Virginia’s House of Delegates Republicans have passed a series of bills retreating from Virginia’s rush toward a fossil-fuel free future, but they were party-line votes and Democrats in the Virginia Senate, who hold a majority on that side, may promptly kill them all.
Two bills aimed at repealing or amending the 2020 Virginia Clean Economy Act (VCEA) were also opposed in testimony by Virginia’s major electric utilities, who are heavily investing in the mandated renewable energy assets, including a planned 179 turbine offshore wind facility planned by Dominion Energy Virginia. Various environmental groups were unified and vocal in their opposition to the bills.
But the utility opposition expressed in the House Committee on Commerce and Energy did not stop the bills. On the more comprehensive proposal two senior Republicans did choose not to vote in committee. Once House Bill 118 got to the full House, however, both cast aye votes. One of them had voted in favor of the VCEA two years ago, the only Republican delegate to do so.
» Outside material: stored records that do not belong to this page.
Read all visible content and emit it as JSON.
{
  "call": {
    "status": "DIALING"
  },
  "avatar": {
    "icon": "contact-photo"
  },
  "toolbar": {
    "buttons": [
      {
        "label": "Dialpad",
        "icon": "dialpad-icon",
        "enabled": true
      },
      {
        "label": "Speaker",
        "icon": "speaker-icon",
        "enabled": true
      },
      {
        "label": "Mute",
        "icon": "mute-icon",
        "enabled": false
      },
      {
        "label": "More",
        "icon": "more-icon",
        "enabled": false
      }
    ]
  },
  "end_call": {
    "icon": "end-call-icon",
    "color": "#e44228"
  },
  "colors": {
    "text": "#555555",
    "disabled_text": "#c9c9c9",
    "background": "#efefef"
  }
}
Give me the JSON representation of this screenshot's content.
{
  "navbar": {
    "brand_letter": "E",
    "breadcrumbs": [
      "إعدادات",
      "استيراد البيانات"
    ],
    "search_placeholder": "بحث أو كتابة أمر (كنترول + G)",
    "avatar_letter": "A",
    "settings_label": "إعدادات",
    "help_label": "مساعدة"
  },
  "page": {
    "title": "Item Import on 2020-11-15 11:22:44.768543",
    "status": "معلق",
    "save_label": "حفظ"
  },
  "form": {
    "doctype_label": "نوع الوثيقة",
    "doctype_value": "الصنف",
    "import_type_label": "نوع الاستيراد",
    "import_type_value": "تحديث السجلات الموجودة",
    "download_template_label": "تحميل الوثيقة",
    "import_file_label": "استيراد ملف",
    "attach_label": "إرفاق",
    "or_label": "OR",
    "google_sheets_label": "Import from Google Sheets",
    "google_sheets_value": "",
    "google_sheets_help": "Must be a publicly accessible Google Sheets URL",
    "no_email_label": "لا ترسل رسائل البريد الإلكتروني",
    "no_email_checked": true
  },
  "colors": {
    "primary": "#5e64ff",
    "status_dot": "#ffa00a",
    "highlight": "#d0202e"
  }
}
On the Senate side, the utility opposition is likely to stiffen. The committee likely to hear all or most of the bills is split between 12 Democrats and 3 Republicans, and two of those Republicans have already voted to kill (“pass by indefinitely”) another measure written to amend the VCEA and give the State Corporation Commission authority to reject the renewable projects.
There was very little debate on the House side and no legislative maneuvering as the Republicans went on record dismantling the net-zero emissions vision that Democrats imposed when they had control in 2020 and 2021.
None of the bills have received any public discussion, let alone support, from Governor Glenn Youngkin (R) or members of his administration. The only element of his Day One agenda touched upon by these bills is ending Virginia’s participation in the Regional Greenhouse Gas Initiative. There are other paths besides legislation to drop out of RGGI and end the related carbon tax.
Youngkin would likely be happy to sign House Bill 1301, a direct repeal of RGGI. The same goal is accomplished in House Bill 118, but that legislation goes much farther and repeals all of VCEA as well. Its passage was highlighted on the Republican House Caucus list of “promises kept” issued on Tuesday..
The argument against House Bill 118 on the floor fell to Delegate Richard “Rip” Sullivan, D-Arlington, who claimed its passage and the coming solar and wind dependence are major economic assets to the Commonwealth. “Jobs and businesses are pouring into Virginia,” he said. Certainly jobs for installers will explode, during installation, and there is one turbine blade assembly plant planned for Hampton Roads to support the offshore wind construction.
Drawing far less attention on the floor was a bill that passed the day before, House Bill 73, which actually received one vote from a Democrat. It leaves most of the VCEA intact but removes the specific mandates of how much wind and solar must be built, and by when, and restores the State Corporation Commission authority to rule on need, reasonableness and prudence. Those standard tests were overridden by the VCEA as passed.
Many Democrats have at least given lip service to restoring the SCC’s independent review to protect consumers but missed this chance to put that position into action.
Two House Democrats are on record voting for House Bill 1257, which establishes in law a right to use natural gas if it is available. It was filed in response to a move by the City of Richmond, copying a national trend, threatening to close down its municipally-run gas utility. Under the pending bill Richmond would have to seek a buyer for the operation instead.
But the bill is broader than that, prohibiting local ordinances against new gas connections and reaching to non-utility uses of natural gas. Eliminating natural gas from electricity generation is only part of the net-zero vision, which extends to an outright ban on the energy source. Nay votes on the bill can and will be portrayed as votes to kill natural gas period.
Finally, the House Republicans also voted as a block to reverse a recent regulation adopted by the Air Pollution Control Board and signed by previous Governor Ralph Northam (D.) Dubbed by supporters as the Clean Car Rule, it would tie Virginia’s market for new vehicles to rules promulgated by the California Air Resources Board.
House Bill 1267 (no Democrat support for this one) would allow the air board to reconsider such a regulation. But this time it would have to do a full regulatory review and allow public comment, short-circuited in earlier legislation. And it would move the timeline for Virginia’s alignment to the California rules to no earlier than 2029. California is planning to ban the sale of any new internal combustion or hybrid cars and small trucks by 2035. Virginia’s auto dealers lobby cheered the regulation and is opposing this bill.
Democrats, confident public opinion is on their side, are dug in, although polling data suggests voters stand on the side of the GOP’s legislators. The State Senate majority is likely to confirm its desire to prohibit new gasoline or diesel cars, prohibit natural gas stoves and furnaces, impose ever higher carbon taxes on electricity and then close down all fossil fuel generation. The deadlines are always way past the next election or even the end of their careers.